Moreover, even if Virginia were an “indispensable” party, the judgment need not be reversed. The law in this state is now settled that the failure to join an “indispensable” party is not a “jurisdictional defect” in the fundamental sense; even in the absence of an “indispensable” party the court has the power to render a decision as to those parties before it which will stand. (Kraus v. Willow Park Public Golf Course, supra, 73 Cal.App.3d at p. 364, 140 Cal.Rptr. 744, and authorities cited.) “It is for reasons of equity and convenience, and not because it is without the power to proceed, that the court should not proceed with a case where it determines that an ‘indispensable party’ is absent and cannot be joined.” (Fn. omitted; Kraus v. Willow Park Public Golf Course, supra, 73 Cal.App.3d at p. 364, 140 Cal.Rptr. 744.)

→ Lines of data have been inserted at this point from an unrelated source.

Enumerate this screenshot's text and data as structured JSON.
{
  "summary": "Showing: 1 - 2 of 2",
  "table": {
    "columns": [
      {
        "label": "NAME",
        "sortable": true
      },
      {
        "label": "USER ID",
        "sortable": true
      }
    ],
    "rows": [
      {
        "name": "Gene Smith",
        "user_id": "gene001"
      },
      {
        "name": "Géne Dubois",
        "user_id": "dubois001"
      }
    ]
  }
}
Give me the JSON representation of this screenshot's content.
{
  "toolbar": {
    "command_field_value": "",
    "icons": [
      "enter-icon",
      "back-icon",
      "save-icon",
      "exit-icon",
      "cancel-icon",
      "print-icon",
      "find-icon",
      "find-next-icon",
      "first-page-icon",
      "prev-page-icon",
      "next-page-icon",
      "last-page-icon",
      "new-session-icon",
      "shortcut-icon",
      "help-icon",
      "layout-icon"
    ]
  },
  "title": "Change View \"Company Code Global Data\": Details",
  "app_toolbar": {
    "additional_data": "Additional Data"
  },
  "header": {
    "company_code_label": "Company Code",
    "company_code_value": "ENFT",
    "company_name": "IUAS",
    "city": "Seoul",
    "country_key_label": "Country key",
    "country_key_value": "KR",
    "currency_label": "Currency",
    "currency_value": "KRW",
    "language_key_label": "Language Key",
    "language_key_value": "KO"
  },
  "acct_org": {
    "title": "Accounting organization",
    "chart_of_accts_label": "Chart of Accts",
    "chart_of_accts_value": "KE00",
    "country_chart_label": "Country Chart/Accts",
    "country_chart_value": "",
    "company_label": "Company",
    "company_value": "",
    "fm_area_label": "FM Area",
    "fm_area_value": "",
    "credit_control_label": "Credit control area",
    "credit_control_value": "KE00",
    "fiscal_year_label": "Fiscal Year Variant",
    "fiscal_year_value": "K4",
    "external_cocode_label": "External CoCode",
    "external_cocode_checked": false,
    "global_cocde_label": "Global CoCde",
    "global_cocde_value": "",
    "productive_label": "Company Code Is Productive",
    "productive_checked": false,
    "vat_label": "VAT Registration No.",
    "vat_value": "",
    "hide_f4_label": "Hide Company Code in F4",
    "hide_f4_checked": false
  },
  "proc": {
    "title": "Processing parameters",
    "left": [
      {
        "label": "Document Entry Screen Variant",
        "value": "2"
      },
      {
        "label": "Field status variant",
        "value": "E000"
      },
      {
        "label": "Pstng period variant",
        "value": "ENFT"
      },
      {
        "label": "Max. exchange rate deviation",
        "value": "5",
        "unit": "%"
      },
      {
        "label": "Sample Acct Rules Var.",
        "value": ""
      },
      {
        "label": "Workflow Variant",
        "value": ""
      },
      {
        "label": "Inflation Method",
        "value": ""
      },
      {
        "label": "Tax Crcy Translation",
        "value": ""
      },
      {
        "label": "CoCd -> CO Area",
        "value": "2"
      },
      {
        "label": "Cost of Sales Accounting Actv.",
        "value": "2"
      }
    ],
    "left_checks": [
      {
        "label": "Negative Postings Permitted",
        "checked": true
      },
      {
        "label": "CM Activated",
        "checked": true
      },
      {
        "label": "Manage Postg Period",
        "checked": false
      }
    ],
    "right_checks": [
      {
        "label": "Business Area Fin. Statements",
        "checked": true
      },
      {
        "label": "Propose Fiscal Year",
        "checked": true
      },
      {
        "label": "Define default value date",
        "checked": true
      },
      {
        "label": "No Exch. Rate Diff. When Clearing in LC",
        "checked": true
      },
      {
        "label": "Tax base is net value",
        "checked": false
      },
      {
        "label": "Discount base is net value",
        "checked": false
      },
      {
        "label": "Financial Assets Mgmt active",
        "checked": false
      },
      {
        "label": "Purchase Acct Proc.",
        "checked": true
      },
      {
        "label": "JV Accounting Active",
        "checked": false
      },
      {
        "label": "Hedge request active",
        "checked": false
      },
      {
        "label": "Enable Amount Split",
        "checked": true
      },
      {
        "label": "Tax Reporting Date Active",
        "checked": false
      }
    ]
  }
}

In sum, defendant has failed to show (1) Virginia was an indispensable party, (2) the court was without jurisdiction to determine the matter, or (3) Virginia's absence precluded the court from rendering an effective judgment between the parties before it. (See King v. King (1971) 22 Cal.App.3d 319, 326, 99 Cal.Rptr. 200.) Defendant's assertion the judgment be reversed is devoid of merit.
The judgment is affirmed.7
1. For reasons unexplained in the record, Virginia was not a party to the action.
2. Defendant purports to appeal from the “judgment” entered by the trial court on October 8, 1982. On that date, the trial court rendered from the bench its “Announcement of Intended Decision,” which is not a judgment and from which no appeal may be taken. (4 Witkin, Cal.Procedure (2d ed. 1971) Trial, § 312, p. 3119; Judgment, § 4, p. 3184.) In the interest of justice, we treat the notice of appeal as having been taken from the amended judgment entered December 3, 1982.
3. The first will, executed in Arizona shortly after the death of Charles, Sr., devised and bequeathed the estate one-third to plaintiffs and Virginia, and two-thirds to defendant. The second will, executed in Arizona in 1971, left the entire estate to defendant. Defendant testified he urged his mother to execute the third will because she had become a California resident. He testified he drove his mother to the attorney's office, but had no discussions with her relative to the terms of the will until after it was executed.
4. Charles also testified that his father's previous will, revoked by the 1958 will, devised his estate one-third to Irene and two-thirds to Charles, Leo and Virginia.
5. Irene's will was not contained in the file, however, and no will executed by her in 1958 was presented at trial.
6. In any event, to the extent the children do have an interest in such monies, they may bring an action against defendant as trustee or against plaintiffs to assert their right to the funds.
7. At oral argument defendant acknowledged a stipulation at trial that he was being sued not only as executor but also individually. Accordingly he has withdrawn his contention that the trial court erred in entering a judgment against him individually as well as executor.
PUGLIA, Presiding Justice.
CARR and SIMS, JJ., concur.